The Japanese auto safety parts maker has acknowledged yesterday it’s still unclear what is the root cause for the airbag explosions that have forced ten automakers to recall millions of vehicles worldwide since 2008.
Takata Corp has produced the airbags supplied to Honda – its No. 1 client and the automaker that built all the vehicles tied to the so-far reported five fatalities – and nine other carmakers. The airbags’ inflators can explode with too much force when an accident occurs, sending metal shards flying inside the cabin at high velocity.

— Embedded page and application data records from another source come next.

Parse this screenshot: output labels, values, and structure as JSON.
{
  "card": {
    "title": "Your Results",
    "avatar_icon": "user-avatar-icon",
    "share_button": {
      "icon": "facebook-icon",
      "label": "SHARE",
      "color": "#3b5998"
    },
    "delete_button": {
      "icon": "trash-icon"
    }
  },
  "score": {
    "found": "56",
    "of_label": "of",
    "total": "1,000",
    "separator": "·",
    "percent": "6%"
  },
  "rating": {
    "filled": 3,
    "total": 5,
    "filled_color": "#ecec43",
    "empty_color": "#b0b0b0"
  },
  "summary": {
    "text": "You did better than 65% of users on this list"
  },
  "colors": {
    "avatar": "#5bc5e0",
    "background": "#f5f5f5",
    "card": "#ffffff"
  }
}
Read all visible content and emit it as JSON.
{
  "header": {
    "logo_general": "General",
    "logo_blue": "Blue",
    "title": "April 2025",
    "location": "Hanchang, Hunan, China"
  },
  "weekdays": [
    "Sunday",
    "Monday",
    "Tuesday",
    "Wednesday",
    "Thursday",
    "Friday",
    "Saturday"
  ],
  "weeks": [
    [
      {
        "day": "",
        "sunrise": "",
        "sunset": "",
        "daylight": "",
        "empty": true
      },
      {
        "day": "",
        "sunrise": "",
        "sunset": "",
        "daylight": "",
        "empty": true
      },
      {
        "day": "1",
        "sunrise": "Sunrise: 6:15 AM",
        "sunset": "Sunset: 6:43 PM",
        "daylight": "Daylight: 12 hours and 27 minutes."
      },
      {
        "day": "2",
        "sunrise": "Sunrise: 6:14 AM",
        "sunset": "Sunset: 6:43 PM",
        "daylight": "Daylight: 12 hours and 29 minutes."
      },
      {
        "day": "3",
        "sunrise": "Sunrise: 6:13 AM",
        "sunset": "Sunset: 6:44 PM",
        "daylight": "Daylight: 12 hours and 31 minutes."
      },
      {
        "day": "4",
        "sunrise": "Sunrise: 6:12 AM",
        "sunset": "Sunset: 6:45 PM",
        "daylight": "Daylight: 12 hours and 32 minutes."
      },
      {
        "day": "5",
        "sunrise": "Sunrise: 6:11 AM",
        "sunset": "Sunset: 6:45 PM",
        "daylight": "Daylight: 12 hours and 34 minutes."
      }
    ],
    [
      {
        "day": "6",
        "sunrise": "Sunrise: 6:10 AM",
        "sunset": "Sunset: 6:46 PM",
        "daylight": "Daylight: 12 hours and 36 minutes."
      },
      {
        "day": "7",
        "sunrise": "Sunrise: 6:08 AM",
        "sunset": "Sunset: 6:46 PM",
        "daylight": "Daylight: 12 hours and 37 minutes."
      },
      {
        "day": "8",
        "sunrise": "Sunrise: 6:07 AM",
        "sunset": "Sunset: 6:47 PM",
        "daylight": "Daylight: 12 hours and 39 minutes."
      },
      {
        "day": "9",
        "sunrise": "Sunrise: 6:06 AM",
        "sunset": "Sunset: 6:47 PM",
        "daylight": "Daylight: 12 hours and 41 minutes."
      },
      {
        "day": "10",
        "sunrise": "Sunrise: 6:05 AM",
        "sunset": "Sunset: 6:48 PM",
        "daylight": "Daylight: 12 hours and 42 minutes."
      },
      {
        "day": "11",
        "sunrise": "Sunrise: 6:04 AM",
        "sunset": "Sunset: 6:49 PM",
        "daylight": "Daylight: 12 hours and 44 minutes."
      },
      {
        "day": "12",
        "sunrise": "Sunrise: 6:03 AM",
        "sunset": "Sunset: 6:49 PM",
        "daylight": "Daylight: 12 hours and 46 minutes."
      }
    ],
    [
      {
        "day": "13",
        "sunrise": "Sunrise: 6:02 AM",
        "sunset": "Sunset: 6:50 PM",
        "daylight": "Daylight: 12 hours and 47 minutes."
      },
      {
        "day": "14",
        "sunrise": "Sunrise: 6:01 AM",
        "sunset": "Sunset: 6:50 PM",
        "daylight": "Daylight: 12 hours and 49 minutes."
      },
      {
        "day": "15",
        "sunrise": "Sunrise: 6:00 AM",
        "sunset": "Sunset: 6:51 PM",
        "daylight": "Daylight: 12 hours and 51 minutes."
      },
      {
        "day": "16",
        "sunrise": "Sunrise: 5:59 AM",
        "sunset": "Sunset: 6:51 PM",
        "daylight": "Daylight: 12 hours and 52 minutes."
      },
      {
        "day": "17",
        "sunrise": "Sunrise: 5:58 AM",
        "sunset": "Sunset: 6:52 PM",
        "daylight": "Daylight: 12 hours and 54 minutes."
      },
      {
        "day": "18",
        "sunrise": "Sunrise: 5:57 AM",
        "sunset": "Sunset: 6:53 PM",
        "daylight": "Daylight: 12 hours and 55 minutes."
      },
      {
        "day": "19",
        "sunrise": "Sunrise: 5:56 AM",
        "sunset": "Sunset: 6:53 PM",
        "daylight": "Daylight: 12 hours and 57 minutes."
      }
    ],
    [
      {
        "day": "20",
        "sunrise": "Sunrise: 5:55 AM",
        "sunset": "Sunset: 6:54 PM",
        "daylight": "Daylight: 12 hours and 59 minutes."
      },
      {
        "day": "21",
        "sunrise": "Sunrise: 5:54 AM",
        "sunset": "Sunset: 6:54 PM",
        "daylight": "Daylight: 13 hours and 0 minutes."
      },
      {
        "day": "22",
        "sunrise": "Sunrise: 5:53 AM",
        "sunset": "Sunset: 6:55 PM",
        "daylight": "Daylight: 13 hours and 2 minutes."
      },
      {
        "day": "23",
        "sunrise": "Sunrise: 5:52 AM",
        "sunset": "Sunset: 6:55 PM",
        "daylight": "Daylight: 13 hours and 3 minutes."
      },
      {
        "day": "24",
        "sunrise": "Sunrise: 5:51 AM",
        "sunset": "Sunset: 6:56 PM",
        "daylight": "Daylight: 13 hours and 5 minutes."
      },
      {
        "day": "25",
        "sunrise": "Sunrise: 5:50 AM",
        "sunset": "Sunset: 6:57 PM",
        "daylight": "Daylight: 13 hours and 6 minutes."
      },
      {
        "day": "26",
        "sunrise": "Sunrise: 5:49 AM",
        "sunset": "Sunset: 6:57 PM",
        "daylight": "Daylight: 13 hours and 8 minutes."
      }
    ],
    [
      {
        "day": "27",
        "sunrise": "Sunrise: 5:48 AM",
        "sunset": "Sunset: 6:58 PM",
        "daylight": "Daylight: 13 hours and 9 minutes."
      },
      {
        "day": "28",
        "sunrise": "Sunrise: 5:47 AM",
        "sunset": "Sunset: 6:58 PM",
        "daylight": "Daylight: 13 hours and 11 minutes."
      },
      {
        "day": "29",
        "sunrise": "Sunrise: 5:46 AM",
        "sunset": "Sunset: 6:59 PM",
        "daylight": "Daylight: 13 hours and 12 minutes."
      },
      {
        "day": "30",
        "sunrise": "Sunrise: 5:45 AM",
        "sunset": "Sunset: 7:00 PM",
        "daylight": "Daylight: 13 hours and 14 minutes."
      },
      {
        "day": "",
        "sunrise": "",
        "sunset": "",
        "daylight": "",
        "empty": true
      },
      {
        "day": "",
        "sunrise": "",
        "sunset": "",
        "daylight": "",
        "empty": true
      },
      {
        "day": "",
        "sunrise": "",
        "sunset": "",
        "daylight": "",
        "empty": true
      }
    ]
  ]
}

The supplier acknowledged it still doesn’t understand why the defect occurs but also insisted that calls from the US safety regulator NHTSA and other legislators for nationwide recalls of what have been so far regional campaigns are actually misguided.
“Congressman, we don’t identify the root cause yet,” testified in front of a House Energy and Commerce subcommittee Hiroshi Shimizu, a Takata safety executive. “But we are of the strong opinion that (there) is a factor contributing to this defect: which is high humidity, temperature and the life of the product.”
The company has been asked by the US authorities to expand to a nationwide level the recall over the driver-side airbag, but Takata continues its dismal approach to the issue and claims data collected so far does not support the new move and further on it could actually divert much-needed replacement parts form the areas in distress.